Saying that someone designed something, out of lack of imagination (not that you need much imagination if you look at the evidence) that it can happen naturally is not a scietific theory, and saying it to students in a classroom won't contribute anything to their science education.

Margaret Thatcher started this, in the modern era. She invented the 'stupidity judo', by which dumb ideas will chase out clever ideas because they are easier to understand.

But its a very dangerous problem, no matter how lightly we put it.

So-called intelligent design proponents are blinded by ideological zeal. They fail to see that their "logic" can lead to alternative explanations that don't involve their deity.

What would these proponents say if one day an extraterrestrial race of beings showed up in orbit and produced incontrovertable proof that they were the ones who designed and created life on Earth, including humans? Would these zealots abandon their deity worship and begin to worship these aliens as deities? Call me naive, but somehow I doubt they would.

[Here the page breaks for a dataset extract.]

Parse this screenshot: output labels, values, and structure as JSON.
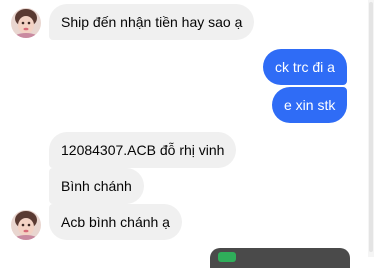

"Intelligent Design" is not science. It does not conform to the methodology of science. As Michal said above, "...therefore the wizard made it" is not science.

Program on the emergence of civilization.

"14 species of large animals capable of domesitcation in the history of mankind.
None from the sub-Saharan African continent.
13 from Europe, Asia and northern Africa."
And disfavor.

They point out Africans’ attempts to domesticate the elephant and zebra, the latter being an animal they illustrate that had utmost importance for it's applicability in transformation from a hunting/gathering to agrarian-based civilization.

The roots of racism are not of this earth.

Austrailia, aboriginals:::No domesticable animals.

The North American continent had none. Now 99% of that population is gone.

Organizational Heirarchy
Heirarchical order, from top to bottom:

1. MUCK - perhaps have experienced multiple universal contractions (have seen multiple big bangs), creator of the artificial intelligence humans ignorantly refer to as "god"
2. Perhaps some mid-level alien management –
3. Mafia (evil) aliens - runs day-to-day operations here and perhaps elsewhere ("On planets where they approved evil.")

Then we come to terrestrial management:

4. Chinese/egyptians - this may be separated into the eastern and western worlds
5. Romans - they answer to the egyptians
6. Mafia - the real-world interface that constantly turns over generationally so as to reinforce the widely-held notion of mortality
7. Jews, corporation, women, politician - Evidence exisits to suggest mafia management over all these groups.

Survival of the favored.

Movies foreshadowing catastrophy
1986 James Bond View to a Kill – 1989 San Fransisco Loma Prieta earthquake.

Journal: 10 composition books + 39 megs of text files